> Task directions
A single figure is expected: how many lines of the data that follows contain the word "subtitle".

------ Dataset content

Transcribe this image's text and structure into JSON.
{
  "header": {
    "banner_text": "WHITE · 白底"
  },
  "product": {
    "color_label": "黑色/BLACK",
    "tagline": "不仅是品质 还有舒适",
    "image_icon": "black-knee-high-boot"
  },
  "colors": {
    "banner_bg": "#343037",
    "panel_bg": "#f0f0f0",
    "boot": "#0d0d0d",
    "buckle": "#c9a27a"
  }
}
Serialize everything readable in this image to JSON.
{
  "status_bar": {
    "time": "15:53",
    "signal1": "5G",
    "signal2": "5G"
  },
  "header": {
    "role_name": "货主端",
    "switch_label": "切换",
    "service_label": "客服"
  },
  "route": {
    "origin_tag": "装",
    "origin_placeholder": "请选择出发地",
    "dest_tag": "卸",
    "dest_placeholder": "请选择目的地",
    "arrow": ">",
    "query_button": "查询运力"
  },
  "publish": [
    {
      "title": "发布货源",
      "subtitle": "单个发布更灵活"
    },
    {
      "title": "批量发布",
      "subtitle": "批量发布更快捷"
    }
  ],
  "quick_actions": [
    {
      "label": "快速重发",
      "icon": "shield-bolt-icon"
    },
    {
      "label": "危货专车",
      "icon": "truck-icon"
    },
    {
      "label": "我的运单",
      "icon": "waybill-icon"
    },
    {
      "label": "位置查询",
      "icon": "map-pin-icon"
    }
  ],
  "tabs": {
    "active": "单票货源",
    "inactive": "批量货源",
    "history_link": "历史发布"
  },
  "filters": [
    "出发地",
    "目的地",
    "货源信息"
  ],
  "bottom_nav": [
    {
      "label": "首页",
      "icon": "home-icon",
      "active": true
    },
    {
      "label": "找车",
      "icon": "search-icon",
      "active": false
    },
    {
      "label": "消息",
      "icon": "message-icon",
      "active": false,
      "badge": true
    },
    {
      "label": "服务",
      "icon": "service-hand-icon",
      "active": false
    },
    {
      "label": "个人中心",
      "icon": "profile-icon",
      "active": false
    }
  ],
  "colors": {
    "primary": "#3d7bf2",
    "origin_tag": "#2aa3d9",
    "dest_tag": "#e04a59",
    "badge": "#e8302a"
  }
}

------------
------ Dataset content

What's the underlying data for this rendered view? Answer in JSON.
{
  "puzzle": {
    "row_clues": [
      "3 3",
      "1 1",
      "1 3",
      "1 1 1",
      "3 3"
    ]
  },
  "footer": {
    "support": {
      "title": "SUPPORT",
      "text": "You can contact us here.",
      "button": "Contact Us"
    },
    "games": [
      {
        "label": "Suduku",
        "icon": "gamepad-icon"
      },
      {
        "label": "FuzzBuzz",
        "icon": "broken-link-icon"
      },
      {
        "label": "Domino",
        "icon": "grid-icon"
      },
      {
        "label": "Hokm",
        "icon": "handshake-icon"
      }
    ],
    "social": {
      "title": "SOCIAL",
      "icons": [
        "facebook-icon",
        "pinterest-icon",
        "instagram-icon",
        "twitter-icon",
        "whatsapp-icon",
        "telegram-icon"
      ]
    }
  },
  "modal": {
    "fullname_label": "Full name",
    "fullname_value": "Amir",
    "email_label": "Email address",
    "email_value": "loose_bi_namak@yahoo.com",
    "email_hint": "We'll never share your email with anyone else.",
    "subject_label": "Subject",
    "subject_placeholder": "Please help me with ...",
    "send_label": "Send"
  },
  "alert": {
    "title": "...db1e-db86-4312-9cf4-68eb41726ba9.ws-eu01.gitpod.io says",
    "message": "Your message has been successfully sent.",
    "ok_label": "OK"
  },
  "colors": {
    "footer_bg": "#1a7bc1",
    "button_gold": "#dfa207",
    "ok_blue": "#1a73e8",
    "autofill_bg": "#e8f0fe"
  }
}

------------

> Exercise result
2